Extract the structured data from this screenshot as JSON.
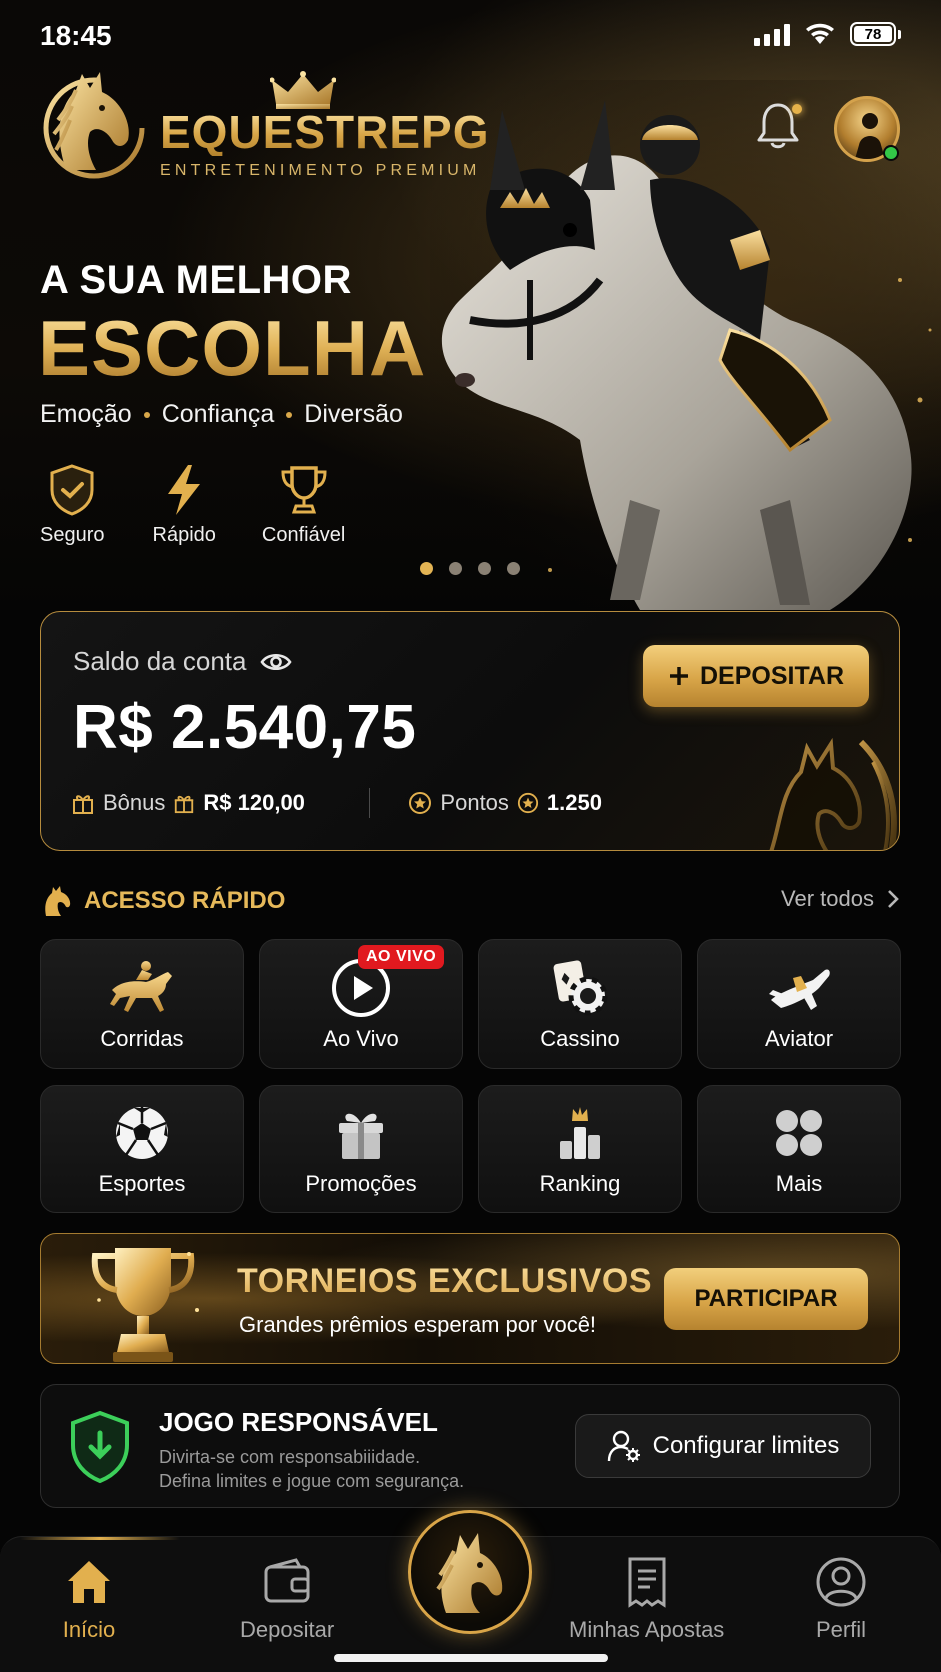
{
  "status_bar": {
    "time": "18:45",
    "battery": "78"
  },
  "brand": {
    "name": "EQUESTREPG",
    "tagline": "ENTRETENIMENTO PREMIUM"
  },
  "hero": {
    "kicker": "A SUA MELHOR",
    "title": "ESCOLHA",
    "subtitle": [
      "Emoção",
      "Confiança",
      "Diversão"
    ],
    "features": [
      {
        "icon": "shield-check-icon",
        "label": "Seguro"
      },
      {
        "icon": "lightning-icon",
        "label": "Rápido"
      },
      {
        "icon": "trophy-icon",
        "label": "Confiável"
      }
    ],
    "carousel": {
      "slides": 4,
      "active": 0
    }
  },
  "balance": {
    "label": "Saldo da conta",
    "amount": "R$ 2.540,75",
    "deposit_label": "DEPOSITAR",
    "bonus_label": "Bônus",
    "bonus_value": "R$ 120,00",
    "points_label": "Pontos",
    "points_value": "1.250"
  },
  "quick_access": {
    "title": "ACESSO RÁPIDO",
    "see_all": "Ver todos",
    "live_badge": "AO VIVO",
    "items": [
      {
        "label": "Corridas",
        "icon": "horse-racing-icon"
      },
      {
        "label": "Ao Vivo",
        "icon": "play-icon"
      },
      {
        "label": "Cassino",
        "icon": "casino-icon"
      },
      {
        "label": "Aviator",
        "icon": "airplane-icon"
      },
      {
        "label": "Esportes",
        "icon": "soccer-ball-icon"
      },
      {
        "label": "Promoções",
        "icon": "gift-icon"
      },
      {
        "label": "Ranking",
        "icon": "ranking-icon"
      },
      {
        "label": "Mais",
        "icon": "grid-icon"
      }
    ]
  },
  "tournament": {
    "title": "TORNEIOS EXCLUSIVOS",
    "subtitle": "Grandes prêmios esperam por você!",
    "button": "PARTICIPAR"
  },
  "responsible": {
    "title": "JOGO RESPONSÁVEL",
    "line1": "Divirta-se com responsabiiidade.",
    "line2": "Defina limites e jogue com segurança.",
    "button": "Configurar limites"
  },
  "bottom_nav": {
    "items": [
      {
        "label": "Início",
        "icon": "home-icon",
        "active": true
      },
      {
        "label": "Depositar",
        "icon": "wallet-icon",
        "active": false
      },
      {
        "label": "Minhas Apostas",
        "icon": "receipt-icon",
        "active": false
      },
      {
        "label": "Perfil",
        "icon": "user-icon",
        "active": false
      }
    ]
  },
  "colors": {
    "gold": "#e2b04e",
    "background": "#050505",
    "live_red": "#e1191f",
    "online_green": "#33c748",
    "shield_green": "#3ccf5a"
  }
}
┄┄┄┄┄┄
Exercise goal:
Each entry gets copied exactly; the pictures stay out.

Answer to this problem:
Extract the structured data from this screenshot as JSON.
{
  "status_bar": {
    "time": "18:45",
    "battery": "78"
  },
  "brand": {
    "name": "EQUESTREPG",
    "tagline": "ENTRETENIMENTO PREMIUM"
  },
  "hero": {
    "kicker": "A SUA MELHOR",
    "title": "ESCOLHA",
    "subtitle": [
      "Emoção",
      "Confiança",
      "Diversão"
    ],
    "features": [
      {
        "icon": "shield-check-icon",
        "label": "Seguro"
      },
      {
        "icon": "lightning-icon",
        "label": "Rápido"
      },
      {
        "icon": "trophy-icon",
        "label": "Confiável"
      }
    ],
    "carousel": {
      "slides": 4,
      "active": 0
    }
  },
  "balance": {
    "label": "Saldo da conta",
    "amount": "R$ 2.540,75",
    "deposit_label": "DEPOSITAR",
    "bonus_label": "Bônus",
    "bonus_value": "R$ 120,00",
    "points_label": "Pontos",
    "points_value": "1.250"
  },
  "quick_access": {
    "title": "ACESSO RÁPIDO",
    "see_all": "Ver todos",
    "live_badge": "AO VIVO",
    "items": [
      {
        "label": "Corridas",
        "icon": "horse-racing-icon"
      },
      {
        "label": "Ao Vivo",
        "icon": "play-icon"
      },
      {
        "label": "Cassino",
        "icon": "casino-icon"
      },
      {
        "label": "Aviator",
        "icon": "airplane-icon"
      },
      {
        "label": "Esportes",
        "icon": "soccer-ball-icon"
      },
      {
        "label": "Promoções",
        "icon": "gift-icon"
      },
      {
        "label": "Ranking",
        "icon": "ranking-icon"
      },
      {
        "label": "Mais",
        "icon": "grid-icon"
      }
    ]
  },
  "tournament": {
    "title": "TORNEIOS EXCLUSIVOS",
    "subtitle": "Grandes prêmios esperam por você!",
    "button": "PARTICIPAR"
  },
  "responsible": {
    "title": "JOGO RESPONSÁVEL",
    "line1": "Divirta-se com responsabiiidade.",
    "line2": "Defina limites e jogue com segurança.",
    "button": "Configurar limites"
  },
  "bottom_nav": {
    "items": [
      {
        "label": "Início",
        "icon": "home-icon",
        "active": true
      },
      {
        "label": "Depositar",
        "icon": "wallet-icon",
        "active": false
      },
      {
        "label": "Minhas Apostas",
        "icon": "receipt-icon",
        "active": false
      },
      {
        "label": "Perfil",
        "icon": "user-icon",
        "active": false
      }
    ]
  },
  "colors": {
    "gold": "#e2b04e",
    "background": "#050505",
    "live_red": "#e1191f",
    "online_green": "#33c748",
    "shield_green": "#3ccf5a"
  }
}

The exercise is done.